WORD has come recently that Datuk Seri Anwar Ibrahim is making a hard push to pick up support in Sabah by defections, deals or any other means necessary -- including, if Raja Petra Kamarudin is to be believed, the outright buying of MPs from the Borneo state and his machinery in PKR is pushing this news to every Opposition web portal it can reach.
This is now becoming a matter not only of hard politics, but perhaps of political survival as well.
Yet while they are reliable when it comes to the Sabah story, over-egging it and making it look like a coup when it is actually not a game-changer, the opposition portals have been less tender with Anwar the Politician. Of late, Anwar has come under withering fire from columnists in Opposition web portals -- never from the so-called news articles themselves, however - and its has been fairly unrelenting in recent days.

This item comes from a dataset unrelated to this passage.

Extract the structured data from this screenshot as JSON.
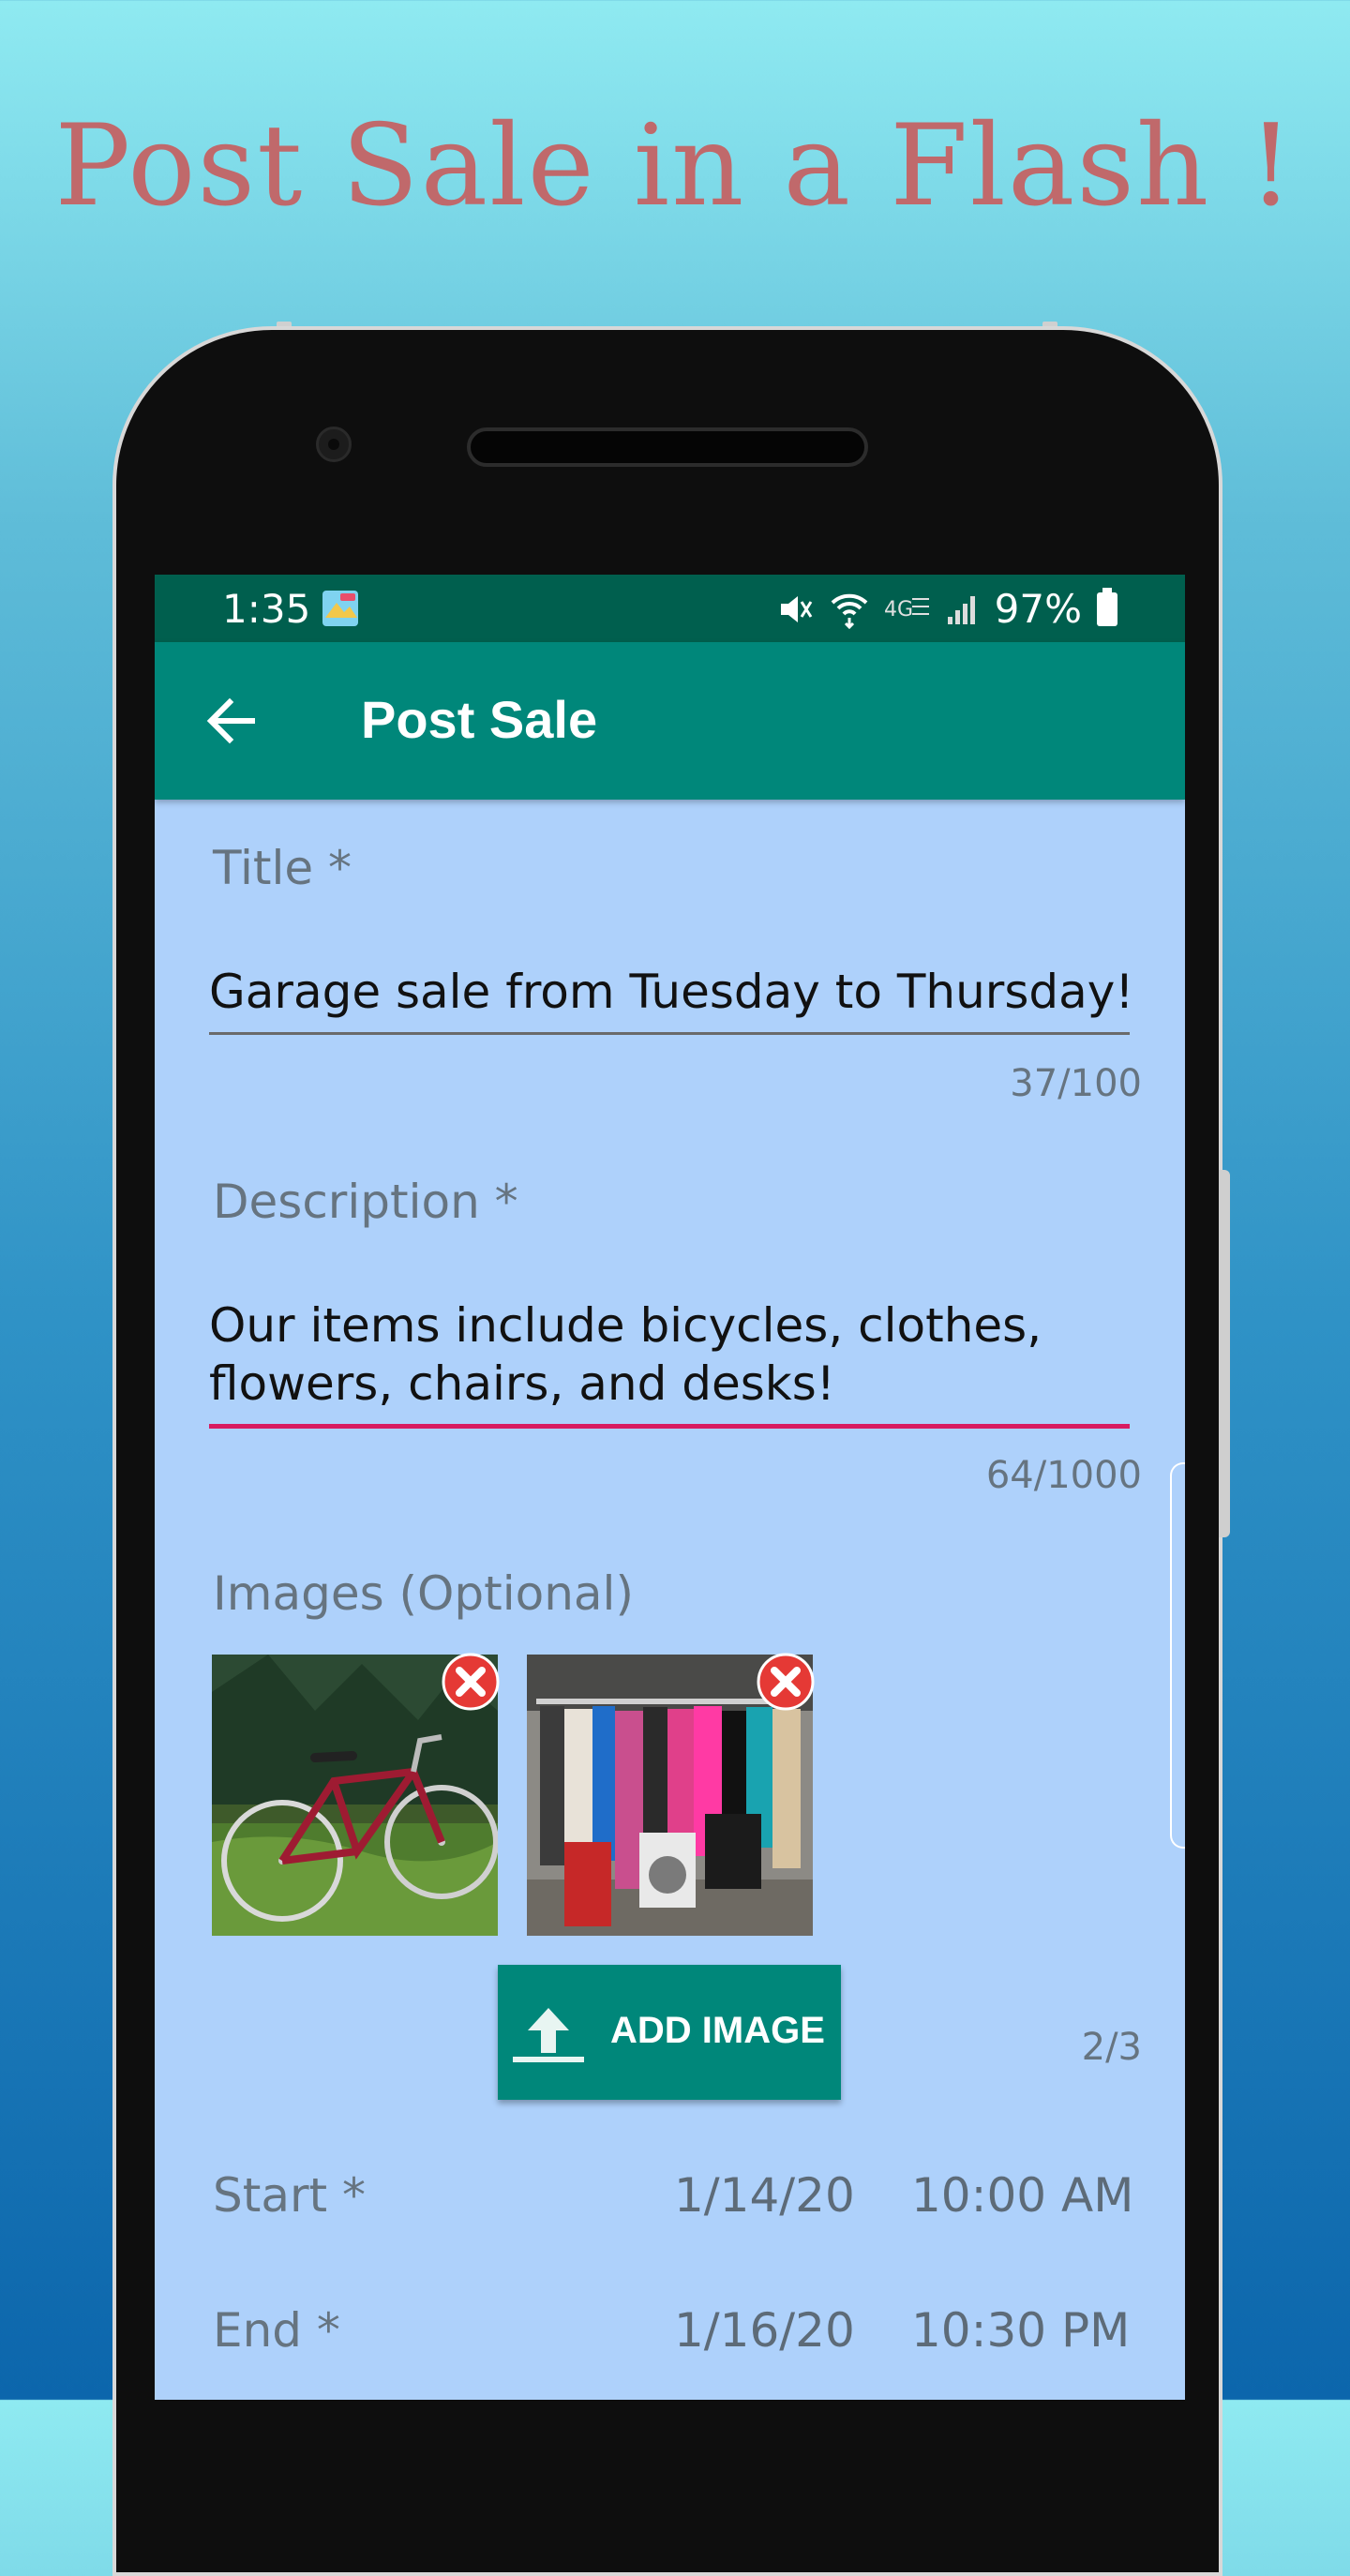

The attacks have not been triggered by Pakatan Rakyat's lack of the minimum components of a competent Opposition, such as a shadow cabinet and a joint manifesto. They have not been launched because of the Opposition pact's complete inability to work together, or even resolve basic questions like the application of hudud law.
They have come because Anwar testified that he does not believe there should be gay marriage in Malaysia.
One might profess some amazement - over this they go to war with the leader of the Opposition? -but it is actually a testament to the remarkable shortsightedness of so many of Pakatan's most faithful, and to Anwar's determination to be all things to the rakyat, without regard to contradictions.
It should be noted that Anwar has been quite forward with this since the infamous BBC interview (which triggered the article by Utusan Malaysia and which in turn drove Anwar to court against Utusan Malaysia). In the interview with the BBC (which has been available online), Anwar was simply speaking realistically about Malaysia's view of homosexuality and gay marriage when he said:
BBC: How far do you want that message of freedom to go? Because your case, that you've just been acquitted of, that generated a really, uh, a really newly-invigorated gay rights movement in your country. There were a lot of people stepped up to bat over that, even though you'd been acquitted. Are you prepared to take that idea of anti-discrimination as far as gay rights?
Anwar: We will, um, have to review some of the archaic laws. We, um, Muslims and non-Muslims in Malaysia, we believe and are committed to support the sanctity of marriage with a man and a woman, but we should not be seen to be punitive...
It is the "review some of the archaic laws" and "punitive" parts that triggered the Utusan Malaysia article, but it is Anwar's sworn testimony repeating that "Muslims and non-Muslims in Malaysia, we believe and are committed to support the sanctity of marriage with a man and a woman," that set off his supporters.
We must note that this time, Anwar was right. The rakyat is not clamouring for gay marriage and shows no signs of doing so; to the contrary, one must search for a very long time to find a political expert who believes such a measure would have more than negligible support in any state or in Parliament.
But the uproar is predicated on the idea that Anwar has championed positive equality for all, and his now saying that Malaysia would "discriminate" against homosexuals in this regard is a violation of that pledge. For this, Anwar has only himself to blame. His career in Opposition has been modeled on allowing voters to see him as whatever they wish. Whatever the merits of his suit against Utusan Malaysia, this debacle is his own doing.
And so it was that Human Rights Watch, the New York left-wing group that has befriended Anwar for 20 years, condemned him for his "anti-gay discrimination." So now he had pleased PAS but not the mat salleh supporting community. What to do?
Worse for Anwar is the fact that those same writers - and now others, unconcerned with gay marriage or discrimination against homosexuals -- have begun noting that Anwar appears to be in politics primarily for Anwar's sake.
His constant trips abroad, the large slots in his calendar for favourable foreign media, the constant lawsuits against any who contradict him, his inability to get Pakatan Rakyat to agree on anything, all of the things for which he has been pilloried for years are now suddenly fair game.
Worst of all, some are asking the question that Raja Petra recently did: Suppose Pakatan's component parties win a majority of seats at GE13. Suppose the Yang di-Pertuan Agong were then to say, Very well, but Pakatan Rakyat is not a registered party. Provide me the memorandum of agreement on issues like hudud law and bumiputra subsidies that will guide you when you form my Government, or I will name the largest party -- Barisan Nasional -- to form my Government.
What will happen then?
Anwar will need to be able to answer this question, and very soon, or angry editorials in Malaysiakini will be the least of his concerns. (The Choice)